In popular culture[edit]

  • The Montreal rap group Da Gryptions had a viral hit song and video in the summer of 2010 titled "The Bixi Anthem"[39] which was a tribute to the bike system.

See also[edit]


  1. ^ Yu, Alan (21 January 2014). "Big Bike-Sharing Supplier's Bankruptcy Doesn't Doom U.S. Programs". NPR. Retrieved 2016-06-17.
  2. ^ "Once bankrupt, Montreal's Bixi can't keep up with global demand". Retrieved 2016-06-17.
  3. ^ "Bixi needs Montrealers to 'show their love': Denis Coderre". CBC News. 2014-03-24. Retrieved 2016-08-23.
  4. ^ "Bixi: PBSC Urban Solutions brings bike-sharing to the world (Part 3)". Montreal Gazette. 2015-10-23. Retrieved 2016-06-17.
  5. ^ WIPO. "(WO/2009/129623) METHOD AND APPARATUS FOR SECURING A MOVABLE ITEM TO A STRUCTURE". Archived from the original on 2012-08-05. Retrieved 2011-02-23.
  6. ^ Marc Tison. "Le Volksvélo" (PDF). La Presse. Retrieved 2008-09-28.[dead link]
  7. ^[dead link]
  8. ^ Sébastien Lamoureux. "Robotics Design à l'origine d'innovations audacieuses du Bixi". ETS university. Retrieved 2010-10-27.[dead link]
  9. ^'oeuil_2009_BIXI.pdf[dead link]

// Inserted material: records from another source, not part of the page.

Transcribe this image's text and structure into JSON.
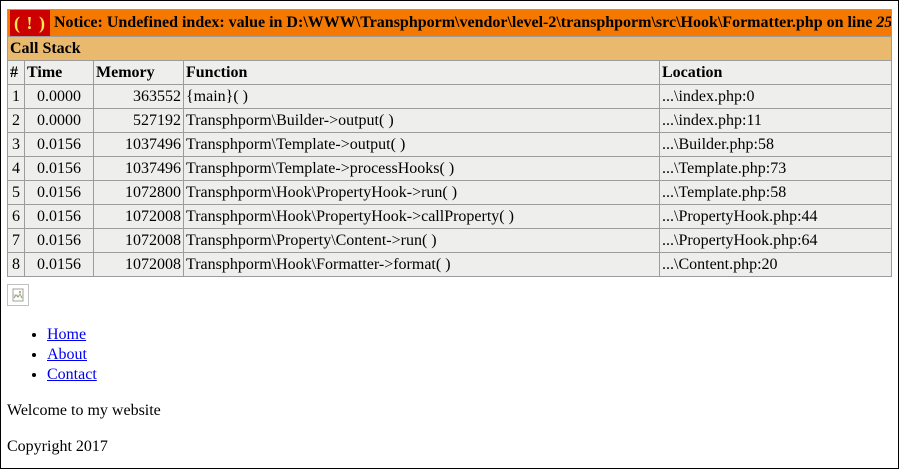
{
  "notice": {
    "icon_text": "( ! )",
    "message": "Notice: Undefined index: value in D:\\WWW\\Transphporm\\vendor\\level-2\\transphporm\\src\\Hook\\Formatter.php on line",
    "line": "25"
  },
  "call_stack": {
    "title": "Call Stack",
    "headers": [
      "#",
      "Time",
      "Memory",
      "Function",
      "Location"
    ],
    "rows": [
      {
        "num": "1",
        "time": "0.0000",
        "memory": "363552",
        "function": "{main}( )",
        "location": "...\\index.php:0"
      },
      {
        "num": "2",
        "time": "0.0000",
        "memory": "527192",
        "function": "Transphporm\\Builder->output( )",
        "location": "...\\index.php:11"
      },
      {
        "num": "3",
        "time": "0.0156",
        "memory": "1037496",
        "function": "Transphporm\\Template->output( )",
        "location": "...\\Builder.php:58"
      },
      {
        "num": "4",
        "time": "0.0156",
        "memory": "1037496",
        "function": "Transphporm\\Template->processHooks( )",
        "location": "...\\Template.php:73"
      },
      {
        "num": "5",
        "time": "0.0156",
        "memory": "1072800",
        "function": "Transphporm\\Hook\\PropertyHook->run( )",
        "location": "...\\Template.php:58"
      },
      {
        "num": "6",
        "time": "0.0156",
        "memory": "1072008",
        "function": "Transphporm\\Hook\\PropertyHook->callProperty( )",
        "location": "...\\PropertyHook.php:44"
      },
      {
        "num": "7",
        "time": "0.0156",
        "memory": "1072008",
        "function": "Transphporm\\Property\\Content->run( )",
        "location": "...\\PropertyHook.php:64"
      },
      {
        "num": "8",
        "time": "0.0156",
        "memory": "1072008",
        "function": "Transphporm\\Hook\\Formatter->format( )",
        "location": "...\\Content.php:20"
      }
    ]
  },
  "nav": {
    "items": [
      {
        "label": "Home"
      },
      {
        "label": "About"
      },
      {
        "label": "Contact"
      }
    ]
  },
  "welcome_text": "Welcome to my website",
  "copyright_text": "Copyright 2017",
  "colors": {
    "notice_bg": "#f57900",
    "notice_icon_bg": "#cc0000",
    "notice_icon_fg": "#fce94f",
    "stack_title_bg": "#e9b96e",
    "cell_bg": "#eeeeec",
    "link": "#0000ee"
  }
}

  10. ^ Lysiane Gagnon. "Montreal's wheels of fortune". The Globe and Mail. Retrieved 2010-09-22.
  11. ^ Ross Lydall (2010-05-21). "Taking a ride on Boris's hot wheels hire bikes". London Evening Standard. Archived from the original on 2010-06-29. Retrieved 2010-06-29.

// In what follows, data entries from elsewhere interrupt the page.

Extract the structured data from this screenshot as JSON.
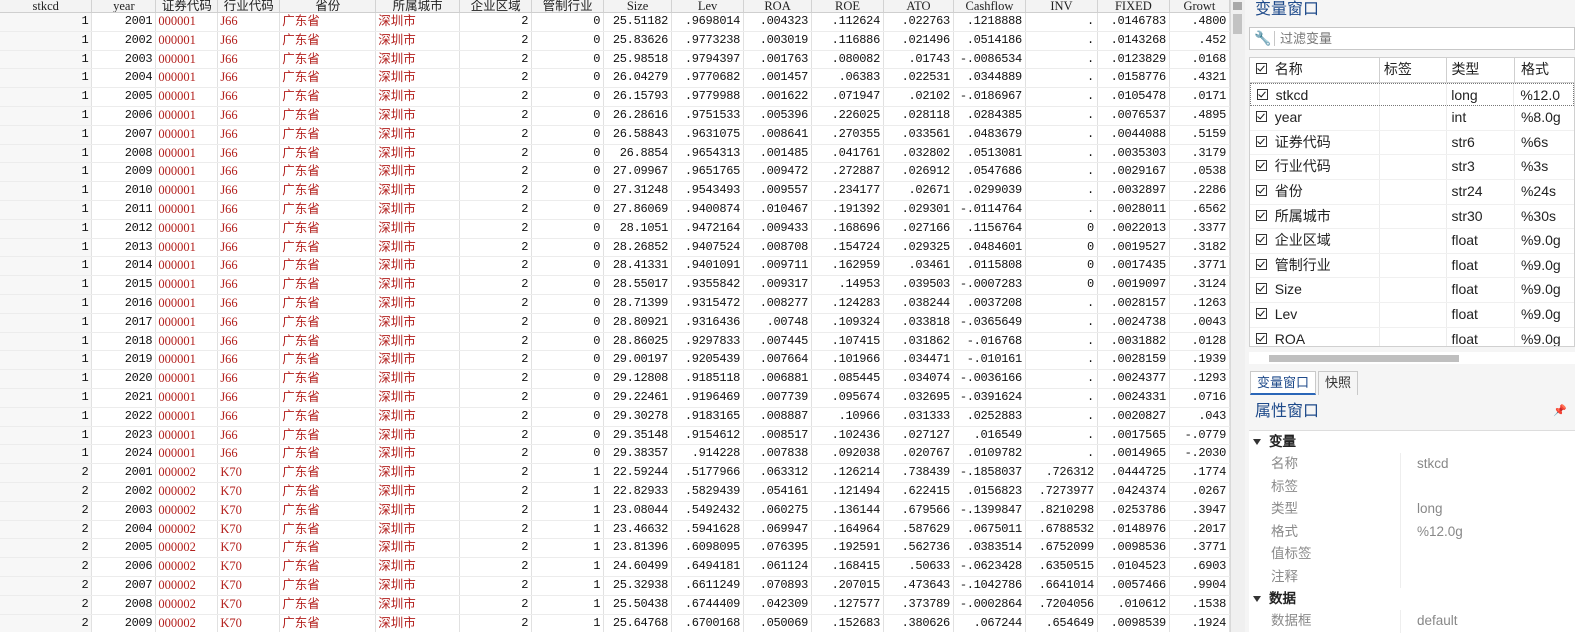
{
  "grid": {
    "columns": [
      "stkcd",
      "year",
      "证券代码",
      "行业代码",
      "省份",
      "所属城市",
      "企业区域",
      "管制行业",
      "Size",
      "Lev",
      "ROA",
      "ROE",
      "ATO",
      "Cashflow",
      "INV",
      "FIXED",
      "Growt"
    ],
    "rows": [
      [
        "1",
        "2001",
        "000001",
        "J66",
        "广东省",
        "深圳市",
        "2",
        "0",
        "25.51182",
        ".9698014",
        ".004323",
        ".112624",
        ".022763",
        ".1218888",
        ".",
        ".0146783",
        ".4800"
      ],
      [
        "1",
        "2002",
        "000001",
        "J66",
        "广东省",
        "深圳市",
        "2",
        "0",
        "25.83626",
        ".9773238",
        ".003019",
        ".116886",
        ".021496",
        ".0514186",
        ".",
        ".0143268",
        ".452"
      ],
      [
        "1",
        "2003",
        "000001",
        "J66",
        "广东省",
        "深圳市",
        "2",
        "0",
        "25.98518",
        ".9794397",
        ".001763",
        ".080082",
        ".01743",
        "-.0086534",
        ".",
        ".0123829",
        ".0168"
      ],
      [
        "1",
        "2004",
        "000001",
        "J66",
        "广东省",
        "深圳市",
        "2",
        "0",
        "26.04279",
        ".9770682",
        ".001457",
        ".06383",
        ".022531",
        ".0344889",
        ".",
        ".0158776",
        ".4321"
      ],
      [
        "1",
        "2005",
        "000001",
        "J66",
        "广东省",
        "深圳市",
        "2",
        "0",
        "26.15793",
        ".9779988",
        ".001622",
        ".071947",
        ".02102",
        "-.0186967",
        ".",
        ".0105478",
        ".0171"
      ],
      [
        "1",
        "2006",
        "000001",
        "J66",
        "广东省",
        "深圳市",
        "2",
        "0",
        "26.28616",
        ".9751533",
        ".005396",
        ".226025",
        ".028118",
        ".0284385",
        ".",
        ".0076537",
        ".4895"
      ],
      [
        "1",
        "2007",
        "000001",
        "J66",
        "广东省",
        "深圳市",
        "2",
        "0",
        "26.58843",
        ".9631075",
        ".008641",
        ".270355",
        ".033561",
        ".0483679",
        ".",
        ".0044088",
        ".5159"
      ],
      [
        "1",
        "2008",
        "000001",
        "J66",
        "广东省",
        "深圳市",
        "2",
        "0",
        "26.8854",
        ".9654313",
        ".001485",
        ".041761",
        ".032802",
        ".0513081",
        ".",
        ".0035303",
        ".3179"
      ],
      [
        "1",
        "2009",
        "000001",
        "J66",
        "广东省",
        "深圳市",
        "2",
        "0",
        "27.09967",
        ".9651765",
        ".009472",
        ".272887",
        ".026912",
        ".0547686",
        ".",
        ".0029167",
        ".0538"
      ],
      [
        "1",
        "2010",
        "000001",
        "J66",
        "广东省",
        "深圳市",
        "2",
        "0",
        "27.31248",
        ".9543493",
        ".009557",
        ".234177",
        ".02671",
        ".0299039",
        ".",
        ".0032897",
        ".2286"
      ],
      [
        "1",
        "2011",
        "000001",
        "J66",
        "广东省",
        "深圳市",
        "2",
        "0",
        "27.86069",
        ".9400874",
        ".010467",
        ".191392",
        ".029301",
        "-.0114764",
        ".",
        ".0028011",
        ".6562"
      ],
      [
        "1",
        "2012",
        "000001",
        "J66",
        "广东省",
        "深圳市",
        "2",
        "0",
        "28.1051",
        ".9472164",
        ".009433",
        ".168696",
        ".027166",
        ".1156764",
        "0",
        ".0022013",
        ".3377"
      ],
      [
        "1",
        "2013",
        "000001",
        "J66",
        "广东省",
        "深圳市",
        "2",
        "0",
        "28.26852",
        ".9407524",
        ".008708",
        ".154724",
        ".029325",
        ".0484601",
        "0",
        ".0019527",
        ".3182"
      ],
      [
        "1",
        "2014",
        "000001",
        "J66",
        "广东省",
        "深圳市",
        "2",
        "0",
        "28.41331",
        ".9401091",
        ".009711",
        ".162959",
        ".03461",
        ".0115808",
        "0",
        ".0017435",
        ".3771"
      ],
      [
        "1",
        "2015",
        "000001",
        "J66",
        "广东省",
        "深圳市",
        "2",
        "0",
        "28.55017",
        ".9355842",
        ".009317",
        ".14953",
        ".039503",
        "-.0007283",
        "0",
        ".0019097",
        ".3124"
      ],
      [
        "1",
        "2016",
        "000001",
        "J66",
        "广东省",
        "深圳市",
        "2",
        "0",
        "28.71399",
        ".9315472",
        ".008277",
        ".124283",
        ".038244",
        ".0037208",
        ".",
        ".0028157",
        ".1263"
      ],
      [
        "1",
        "2017",
        "000001",
        "J66",
        "广东省",
        "深圳市",
        "2",
        "0",
        "28.80921",
        ".9316436",
        ".00748",
        ".109324",
        ".033818",
        "-.0365649",
        ".",
        ".0024738",
        ".0043"
      ],
      [
        "1",
        "2018",
        "000001",
        "J66",
        "广东省",
        "深圳市",
        "2",
        "0",
        "28.86025",
        ".9297833",
        ".007445",
        ".107415",
        ".031862",
        "-.016768",
        ".",
        ".0031882",
        ".0128"
      ],
      [
        "1",
        "2019",
        "000001",
        "J66",
        "广东省",
        "深圳市",
        "2",
        "0",
        "29.00197",
        ".9205439",
        ".007664",
        ".101966",
        ".034471",
        "-.010161",
        ".",
        ".0028159",
        ".1939"
      ],
      [
        "1",
        "2020",
        "000001",
        "J66",
        "广东省",
        "深圳市",
        "2",
        "0",
        "29.12808",
        ".9185118",
        ".006881",
        ".085445",
        ".034074",
        "-.0036166",
        ".",
        ".0024377",
        ".1293"
      ],
      [
        "1",
        "2021",
        "000001",
        "J66",
        "广东省",
        "深圳市",
        "2",
        "0",
        "29.22461",
        ".9196469",
        ".007739",
        ".095674",
        ".032695",
        "-.0391624",
        ".",
        ".0024331",
        ".0716"
      ],
      [
        "1",
        "2022",
        "000001",
        "J66",
        "广东省",
        "深圳市",
        "2",
        "0",
        "29.30278",
        ".9183165",
        ".008887",
        ".10966",
        ".031333",
        ".0252883",
        ".",
        ".0020827",
        ".043"
      ],
      [
        "1",
        "2023",
        "000001",
        "J66",
        "广东省",
        "深圳市",
        "2",
        "0",
        "29.35148",
        ".9154612",
        ".008517",
        ".102436",
        ".027127",
        ".016549",
        ".",
        ".0017565",
        "-.0779"
      ],
      [
        "1",
        "2024",
        "000001",
        "J66",
        "广东省",
        "深圳市",
        "2",
        "0",
        "29.38357",
        ".914228",
        ".007838",
        ".092038",
        ".020767",
        ".0109782",
        ".",
        ".0014965",
        "-.2030"
      ],
      [
        "2",
        "2001",
        "000002",
        "K70",
        "广东省",
        "深圳市",
        "2",
        "1",
        "22.59244",
        ".5177966",
        ".063312",
        ".126214",
        ".738439",
        "-.1858037",
        ".726312",
        ".0444725",
        ".1774"
      ],
      [
        "2",
        "2002",
        "000002",
        "K70",
        "广东省",
        "深圳市",
        "2",
        "1",
        "22.82933",
        ".5829439",
        ".054161",
        ".121494",
        ".622415",
        ".0156823",
        ".7273977",
        ".0424374",
        ".0267"
      ],
      [
        "2",
        "2003",
        "000002",
        "K70",
        "广东省",
        "深圳市",
        "2",
        "1",
        "23.08044",
        ".5492432",
        ".060275",
        ".136144",
        ".679566",
        "-.1399847",
        ".8210298",
        ".0253786",
        ".3947"
      ],
      [
        "2",
        "2004",
        "000002",
        "K70",
        "广东省",
        "深圳市",
        "2",
        "1",
        "23.46632",
        ".5941628",
        ".069947",
        ".164964",
        ".587629",
        ".0675011",
        ".6788532",
        ".0148976",
        ".2017"
      ],
      [
        "2",
        "2005",
        "000002",
        "K70",
        "广东省",
        "深圳市",
        "2",
        "1",
        "23.81396",
        ".6098095",
        ".076395",
        ".192591",
        ".562736",
        ".0383514",
        ".6752099",
        ".0098536",
        ".3771"
      ],
      [
        "2",
        "2006",
        "000002",
        "K70",
        "广东省",
        "深圳市",
        "2",
        "1",
        "24.60499",
        ".6494181",
        ".061124",
        ".168415",
        ".50633",
        "-.0623428",
        ".6350515",
        ".0104523",
        ".6903"
      ],
      [
        "2",
        "2007",
        "000002",
        "K70",
        "广东省",
        "深圳市",
        "2",
        "1",
        "25.32938",
        ".6611249",
        ".070893",
        ".207015",
        ".473643",
        "-.1042786",
        ".6641014",
        ".0057466",
        ".9904"
      ],
      [
        "2",
        "2008",
        "000002",
        "K70",
        "广东省",
        "深圳市",
        "2",
        "1",
        "25.50438",
        ".6744409",
        ".042309",
        ".127577",
        ".373789",
        "-.0002864",
        ".7204056",
        ".010612",
        ".1538"
      ],
      [
        "2",
        "2009",
        "000002",
        "K70",
        "广东省",
        "深圳市",
        "2",
        "1",
        "25.64768",
        ".6700168",
        ".050069",
        ".152683",
        ".380626",
        ".067244",
        ".654649",
        ".0098539",
        ".1924"
      ],
      [
        "2",
        "2010",
        "000002",
        "K70",
        "广东省",
        "深圳市",
        "2",
        "1",
        "26.09686",
        ".7468613",
        ".050048",
        ".176802",
        ".28713",
        ".0103751",
        ".6183221",
        ".0056557",
        ".0374"
      ]
    ]
  },
  "var_window": {
    "title": "变量窗口",
    "filter_placeholder": "过滤变量",
    "headers": {
      "name": "名称",
      "label": "标签",
      "type": "类型",
      "format": "格式"
    },
    "vars": [
      {
        "name": "stkcd",
        "label": "",
        "type": "long",
        "format": "%12.0"
      },
      {
        "name": "year",
        "label": "",
        "type": "int",
        "format": "%8.0g"
      },
      {
        "name": "证券代码",
        "label": "",
        "type": "str6",
        "format": "%6s"
      },
      {
        "name": "行业代码",
        "label": "",
        "type": "str3",
        "format": "%3s"
      },
      {
        "name": "省份",
        "label": "",
        "type": "str24",
        "format": "%24s"
      },
      {
        "name": "所属城市",
        "label": "",
        "type": "str30",
        "format": "%30s"
      },
      {
        "name": "企业区域",
        "label": "",
        "type": "float",
        "format": "%9.0g"
      },
      {
        "name": "管制行业",
        "label": "",
        "type": "float",
        "format": "%9.0g"
      },
      {
        "name": "Size",
        "label": "",
        "type": "float",
        "format": "%9.0g"
      },
      {
        "name": "Lev",
        "label": "",
        "type": "float",
        "format": "%9.0g"
      },
      {
        "name": "ROA",
        "label": "",
        "type": "float",
        "format": "%9.0g"
      }
    ]
  },
  "tabs": {
    "var_window": "变量窗口",
    "snapshot": "快照"
  },
  "prop_window": {
    "title": "属性窗口",
    "sections": [
      {
        "title": "变量",
        "rows": [
          {
            "key": "名称",
            "value": "stkcd"
          },
          {
            "key": "标签",
            "value": ""
          },
          {
            "key": "类型",
            "value": "long"
          },
          {
            "key": "格式",
            "value": "%12.0g"
          },
          {
            "key": "值标签",
            "value": ""
          },
          {
            "key": "注释",
            "value": ""
          }
        ]
      },
      {
        "title": "数据",
        "rows": [
          {
            "key": "数据框",
            "value": "default"
          }
        ]
      }
    ]
  }
}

  12. ^ Hamilton, Graeme (2009-10-26). "Part bicycle, part taxi". CBC News.
  13. ^ Mc Kenna, Alain (21 November 2008). "La technologie québécoise intéresse les étrangers". La Presse. Retrieved 30 August 2016.

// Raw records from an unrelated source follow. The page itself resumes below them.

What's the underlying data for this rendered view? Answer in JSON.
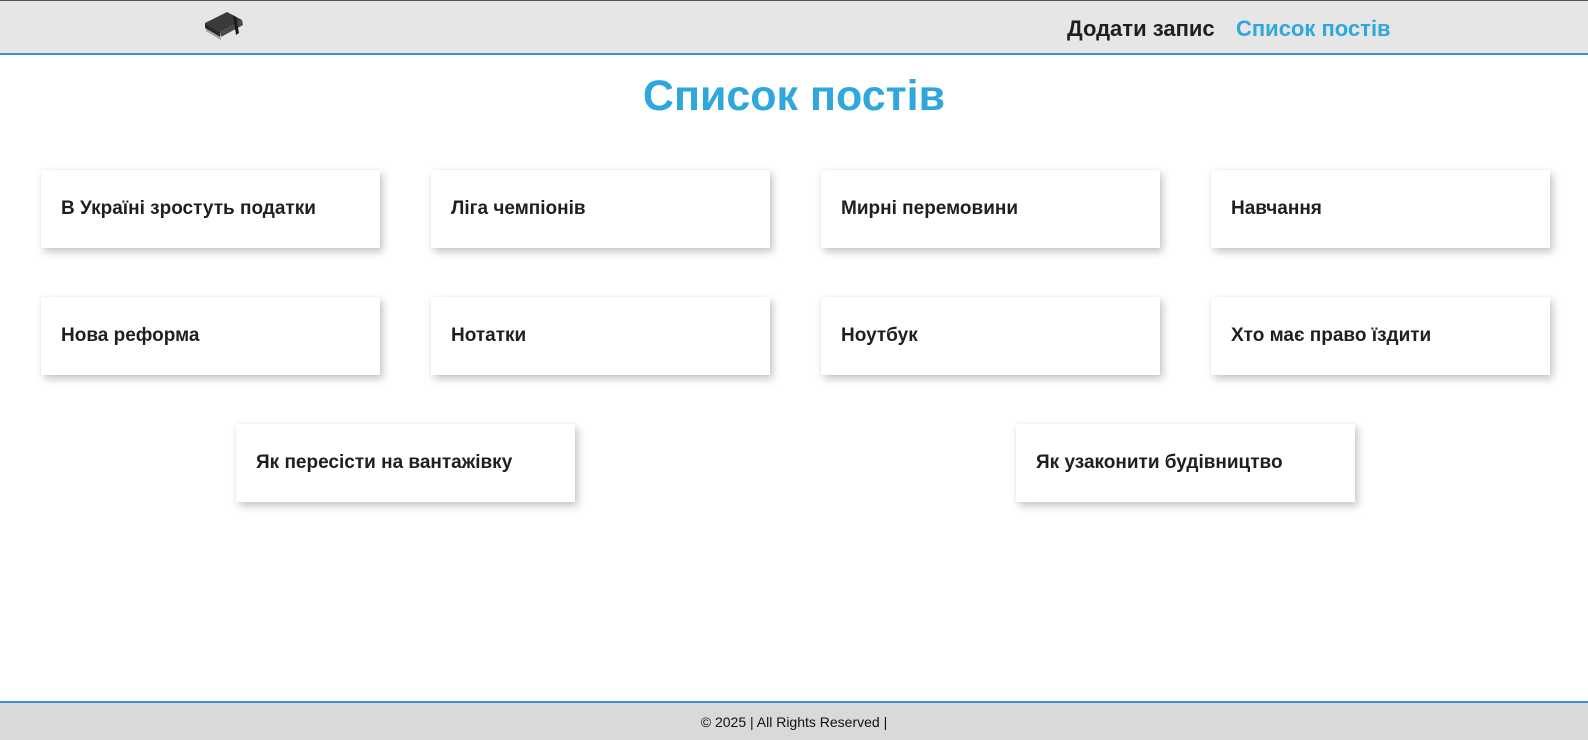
{
  "header": {
    "logo_icon": "notebook-icon",
    "nav": {
      "add_label": "Додати запис",
      "list_label": "Список постів"
    }
  },
  "main": {
    "title": "Список постів",
    "posts": [
      "В Україні зростуть податки",
      "Ліга чемпіонів",
      "Мирні перемовини",
      "Навчання",
      "Нова реформа",
      "Нотатки",
      "Ноутбук",
      "Хто має право їздити",
      "Як пересісти на вантажівку",
      "Як узаконити будівництво"
    ]
  },
  "footer": {
    "text": "© 2025 | All Rights Reserved |"
  },
  "colors": {
    "accent": "#2ea8dc",
    "header_bg": "#e6e6e6",
    "footer_bg": "#d9d9d9",
    "border": "#3a8fd6"
  }
}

  14. ^ Swedberg, Claire (17 July 2008). "Montreal RFID-enabled Bike Project Picks Up Speed". RFID Journal. Retrieved 30 August 2016.
  15. ^ Lau, Kathleen (10 November 2008). "Wireless, solar power drives Montreal bike rentals". IT World Canada. ITWC. Retrieved 30 August 2016.
  16. ^ Beaulieu, Alain (22 October 2008). "8D: la nouvelle dimension du vélo urbain". Direction informatique. Retrieved 30 August 2016.
  17. ^ "". Archived from the original on 2011-02-24. Retrieved 2011-02-23.
  18. ^ "". Archived from the original on 1998-12-05. Retrieved 2011-02-23.
  19. ^ a b HALFNIGHT, ANDREW (August 17, 2009). "Picking the brain of Bixi's inventor". Montreal Gazette. Canwest. Retrieved 2009-08-22.
  20. ^ "roboticsDesign". roboticsDesign. Archived from the original on 2011-03-13. Retrieved 2011-02-23.
  21. ^ "" (in French). Retrieved 2011-02-23.
  22. ^ "Rio Tinto Alcan and BIXI: a partnership on a roll" (Press release). Rio Tinto Alcan. 2008-10-28. Retrieved 2009-09-14.
  23. ^ "". Retrieved 2011-02-23.
  24. ^ "Ville de Montréal, Cabinet du maire et du comité exécutif" (in French). Ville de Montréal, Cabinet du maire et du comité exécutif. 2008-09-22. Retrieved 2018-11-30.
  25. ^ Cameron, Daphné (2009-07-05). "Robuste, le Bixi?". La Presse (in French). Retrieved 2009-07-12.
  26. ^ Lyon, Cody. "The Drama Behind the Bike Share Delay". Retrieved 2016-08-23.
  27. ^ "8D Technologies Sues BiXi Bike Share for 26 Million – New York, Chattanooga and San Francisco Deployments Delayed". Public Bike Share. 2012-04-30. Archived from the original on 2016-10-10. Retrieved 2016-08-23.
  28. ^ "Bixi's broken spokes -". 2013-12-11. Retrieved 2016-08-23.
  29. ^ McGreal, Ryan. "Hamilton Lucked Out With Bike-Share - Raise the Hammer". Retrieved 2016-08-23.
  30. ^ "National Post".
  31. ^ Wright, Robert (2014-01-21). "Public Bicycle-Sharing Company wobbles into bankruptcy". Financial Times. ISSN 0307-1766. Retrieved 2016-08-23.
  32. ^ "Bixi files for bankruptcy - The Fulcrum". 2014-01-30. Retrieved 2016-08-23.
  33. ^ "CitiBikes' Canadian manufacturer files for bankruptcy: report". New York Daily News. Retrieved 2016-08-23.
  34. ^ Riga, Andy. "Montrealers might be on hook for Bixi woes". Retrieved 2016-08-23.
  35. ^ a b International, Radio Canada (2016-04-15). "PBSC bikes around the world". Radio Canada International. Retrieved 2016-06-16.
  36. ^ "L'ancien BIXI international en mode croissance". Métro (in Canadian French). 13 May 2015. Retrieved 2016-06-16.
  37. ^ "Once bankrupt, Montreal's Bixi can't keep up with global demand". Retrieved 2016-06-16.
  38. ^ "PBSC Urban Solutions launched Huizi Toluca, the city's brand new bike-sharing program". Archived from the original on 2018-01-13. Retrieved 2016-06-16.
  39. ^ "The Bixi Anthem by Da Gryptions - Download The Bixi Anthem on iTunes". 2010-04-30. Retrieved 2011-02-23.

External links[edit]